U.S. News

U.S. journalist says broke North Korean law, seeks amnesty

WASHINGTON (Reuters) - One of two U.S. journalists detained in North Korea and accused of illegally entering the country has told her sister they broke the law, prompting the United States on Thursday to urge Pyongyang to grant them amnesty.

A man kneels by pictures of Euna Lee (R) and Laura Ling at a vigil in San Francisco, California, June 24, 2009. REUTERS/Kimberly White

Laura Ling and Euna Lee of the U.S. media group Current TV, were arrested in March near the China-North Korea border while reporting on the trafficking of women. They were convicted of “great crimes” in June and sentenced to 12 years hard labor.

Lisa Ling told Sacramento NBC affiliate KCRA that her sister Laura told her by telephone on Tuesday that she and colleague Lee had violated North Korean law and needed help from the U.S. government to secure amnesty.

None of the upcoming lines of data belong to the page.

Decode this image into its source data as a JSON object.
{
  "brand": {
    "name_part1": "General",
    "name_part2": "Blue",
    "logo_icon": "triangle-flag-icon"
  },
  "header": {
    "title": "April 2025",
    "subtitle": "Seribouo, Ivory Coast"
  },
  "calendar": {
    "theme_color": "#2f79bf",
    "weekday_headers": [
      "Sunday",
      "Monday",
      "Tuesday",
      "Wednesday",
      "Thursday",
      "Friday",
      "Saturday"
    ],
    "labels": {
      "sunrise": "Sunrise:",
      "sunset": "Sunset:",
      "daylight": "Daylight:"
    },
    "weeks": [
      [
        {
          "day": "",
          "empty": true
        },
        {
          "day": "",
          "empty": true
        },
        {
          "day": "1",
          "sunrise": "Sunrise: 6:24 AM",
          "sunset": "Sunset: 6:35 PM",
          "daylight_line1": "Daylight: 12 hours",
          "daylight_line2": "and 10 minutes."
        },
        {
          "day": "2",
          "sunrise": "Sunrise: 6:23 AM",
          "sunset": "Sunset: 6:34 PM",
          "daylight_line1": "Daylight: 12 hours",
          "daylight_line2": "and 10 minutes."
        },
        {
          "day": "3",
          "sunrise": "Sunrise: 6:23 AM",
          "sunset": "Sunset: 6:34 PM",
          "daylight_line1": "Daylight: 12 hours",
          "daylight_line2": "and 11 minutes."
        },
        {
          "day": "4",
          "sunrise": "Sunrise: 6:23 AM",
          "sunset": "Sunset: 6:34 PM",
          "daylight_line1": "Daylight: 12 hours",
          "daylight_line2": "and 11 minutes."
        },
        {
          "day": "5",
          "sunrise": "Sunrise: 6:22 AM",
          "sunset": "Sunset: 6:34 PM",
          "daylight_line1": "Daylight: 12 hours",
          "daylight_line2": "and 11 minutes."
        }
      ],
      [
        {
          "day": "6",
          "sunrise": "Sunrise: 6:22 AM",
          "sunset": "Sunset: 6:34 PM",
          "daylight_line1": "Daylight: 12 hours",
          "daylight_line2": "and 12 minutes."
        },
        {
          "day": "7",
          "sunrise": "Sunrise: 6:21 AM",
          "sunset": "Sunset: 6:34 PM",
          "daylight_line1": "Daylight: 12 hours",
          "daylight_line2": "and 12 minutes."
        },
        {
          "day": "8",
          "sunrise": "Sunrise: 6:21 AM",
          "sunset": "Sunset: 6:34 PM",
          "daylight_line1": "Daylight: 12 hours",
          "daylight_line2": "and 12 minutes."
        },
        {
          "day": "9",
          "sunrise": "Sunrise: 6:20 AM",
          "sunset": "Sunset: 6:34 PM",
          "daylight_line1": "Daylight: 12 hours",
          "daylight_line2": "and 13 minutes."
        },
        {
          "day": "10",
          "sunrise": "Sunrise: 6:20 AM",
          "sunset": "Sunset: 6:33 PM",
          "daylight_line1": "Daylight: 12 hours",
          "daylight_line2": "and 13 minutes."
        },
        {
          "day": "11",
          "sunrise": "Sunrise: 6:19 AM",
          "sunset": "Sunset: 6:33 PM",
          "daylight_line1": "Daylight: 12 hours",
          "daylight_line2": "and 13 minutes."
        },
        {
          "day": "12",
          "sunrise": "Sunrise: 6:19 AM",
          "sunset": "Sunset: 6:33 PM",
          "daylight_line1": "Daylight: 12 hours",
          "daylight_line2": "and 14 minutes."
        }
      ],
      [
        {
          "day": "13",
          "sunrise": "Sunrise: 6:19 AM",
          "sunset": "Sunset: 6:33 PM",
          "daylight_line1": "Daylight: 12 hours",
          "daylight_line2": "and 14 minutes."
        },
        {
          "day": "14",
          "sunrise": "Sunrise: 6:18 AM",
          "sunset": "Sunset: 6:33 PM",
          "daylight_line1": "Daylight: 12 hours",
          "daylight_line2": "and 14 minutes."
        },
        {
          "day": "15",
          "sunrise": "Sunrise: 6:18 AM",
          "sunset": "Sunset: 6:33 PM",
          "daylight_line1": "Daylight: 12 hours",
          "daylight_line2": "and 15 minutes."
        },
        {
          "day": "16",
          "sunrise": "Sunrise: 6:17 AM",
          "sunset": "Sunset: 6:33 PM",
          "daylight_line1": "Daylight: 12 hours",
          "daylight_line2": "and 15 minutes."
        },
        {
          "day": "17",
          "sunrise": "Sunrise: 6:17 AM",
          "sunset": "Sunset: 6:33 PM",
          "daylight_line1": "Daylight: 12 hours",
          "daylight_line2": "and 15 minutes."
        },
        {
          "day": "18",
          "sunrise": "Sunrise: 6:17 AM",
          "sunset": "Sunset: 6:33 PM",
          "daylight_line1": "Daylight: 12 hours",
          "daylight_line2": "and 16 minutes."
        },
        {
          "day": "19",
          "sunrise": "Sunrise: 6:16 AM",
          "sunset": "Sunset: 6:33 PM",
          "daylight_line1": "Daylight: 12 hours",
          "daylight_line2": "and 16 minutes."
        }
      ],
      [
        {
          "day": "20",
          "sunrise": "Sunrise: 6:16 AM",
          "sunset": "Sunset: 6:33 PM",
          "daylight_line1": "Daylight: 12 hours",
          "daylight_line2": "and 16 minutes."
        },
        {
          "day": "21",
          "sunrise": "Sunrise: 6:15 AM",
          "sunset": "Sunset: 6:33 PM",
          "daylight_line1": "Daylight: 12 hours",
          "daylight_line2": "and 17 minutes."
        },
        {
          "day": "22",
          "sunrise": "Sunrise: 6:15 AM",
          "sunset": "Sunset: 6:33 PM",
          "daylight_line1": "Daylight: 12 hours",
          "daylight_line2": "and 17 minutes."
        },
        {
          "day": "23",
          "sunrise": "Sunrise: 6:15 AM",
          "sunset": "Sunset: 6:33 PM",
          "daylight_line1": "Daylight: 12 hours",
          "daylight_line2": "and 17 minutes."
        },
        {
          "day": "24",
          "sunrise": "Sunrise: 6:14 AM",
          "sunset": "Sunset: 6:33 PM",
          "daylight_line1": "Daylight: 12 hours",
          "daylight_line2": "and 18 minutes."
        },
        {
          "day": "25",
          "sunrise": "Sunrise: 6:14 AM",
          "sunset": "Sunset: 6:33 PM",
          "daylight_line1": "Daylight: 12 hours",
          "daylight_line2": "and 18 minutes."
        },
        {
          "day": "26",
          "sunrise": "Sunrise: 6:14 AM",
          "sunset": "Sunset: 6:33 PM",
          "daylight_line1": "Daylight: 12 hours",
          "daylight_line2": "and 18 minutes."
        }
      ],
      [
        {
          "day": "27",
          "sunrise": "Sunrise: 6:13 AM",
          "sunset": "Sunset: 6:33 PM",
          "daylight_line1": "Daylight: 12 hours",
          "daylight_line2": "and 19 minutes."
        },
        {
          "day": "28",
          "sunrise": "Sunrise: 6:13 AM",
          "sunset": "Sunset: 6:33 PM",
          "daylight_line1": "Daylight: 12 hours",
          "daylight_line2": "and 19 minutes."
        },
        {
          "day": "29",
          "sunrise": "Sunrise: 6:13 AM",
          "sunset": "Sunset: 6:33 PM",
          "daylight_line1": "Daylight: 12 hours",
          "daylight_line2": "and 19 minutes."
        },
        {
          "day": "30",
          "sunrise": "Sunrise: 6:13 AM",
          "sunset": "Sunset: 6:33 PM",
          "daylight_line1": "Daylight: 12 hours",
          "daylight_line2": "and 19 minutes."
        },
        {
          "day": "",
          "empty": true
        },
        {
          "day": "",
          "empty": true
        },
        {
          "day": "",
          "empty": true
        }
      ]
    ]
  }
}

She quoted Laura Ling as saying: “We broke the law, we are sorry, and we need help. We need our government’s help to try and get amnesty because that really is our only hope.”

Soon afterward, U.S. State Department spokesman Ian Kelly called on North Korea to release them on grounds of “amnesty,” implying for the first time that the U.S. government believes they committed an offense.

Previously, the State Department had called for their release on “humanitarian” grounds and had not acknowledged the possibility of any wrongdoing.


U.S. officials fear the reclusive communist state hopes to use the two women, who worked for a media group co-founded by former U.S. Vice President Al Gore, as leverage as it resists international pressure to halt its nuclear arms program.

Relations between the United States and North Korea, which fought on opposite sides of the 1950-1953 Korean war, have been strained in recent years by North Korea’s pursuit of nuclear arms despite a 2005 agreement to abandon its atomic programs.

Aggravating tensions, the North on May 25 conducted its second nuclear test, triggering fresh U.N. Security Council sanctions designed to make it harder for Pyongyang to export arms, pursue nuclear work and proliferate weapons technology.

Aides to U.S. President Barack Obama are working to secure the women’s release, but the administration wants to keep the issue separate from the larger diplomatic standoff sparked by the May nuclear test and a recent series of missile launches.

Lisa Ling said the women had not gone yet to a labor camp. “We aren’t sure exactly where they are or specifically how they are. When we asked, Laura said the conditions are OK, we’re OK, don’t worry,” Ling said.

She said both women had medical problems that had been preventing their being sent to a labor camp. “My sister has a recurring ulcer. Euna has lost 15 pounds,” she said.

Ling added: “But they’re very afraid that at some point they may be sent to a labor camp if things aren’t done before.”

“It was the third time that I’ve heard her voice since March 17 when they were first detained. And it was a very different call from the two previous calls,” she said.

“She was very deliberate and clear in her message, which was, look, you just have to know that we did violate North Korean law. We broke the law, we are sorry, and we need help. We need our government’s help to try and get amnesty because that really is our only hope,” Ling said.

She was planning to lead a rally later on Thursday for the reporters at the California state capitol in Sacramento.

Additional reporting by Arshad Mohammed; Writing by David Storey; Editing by Eric Walsh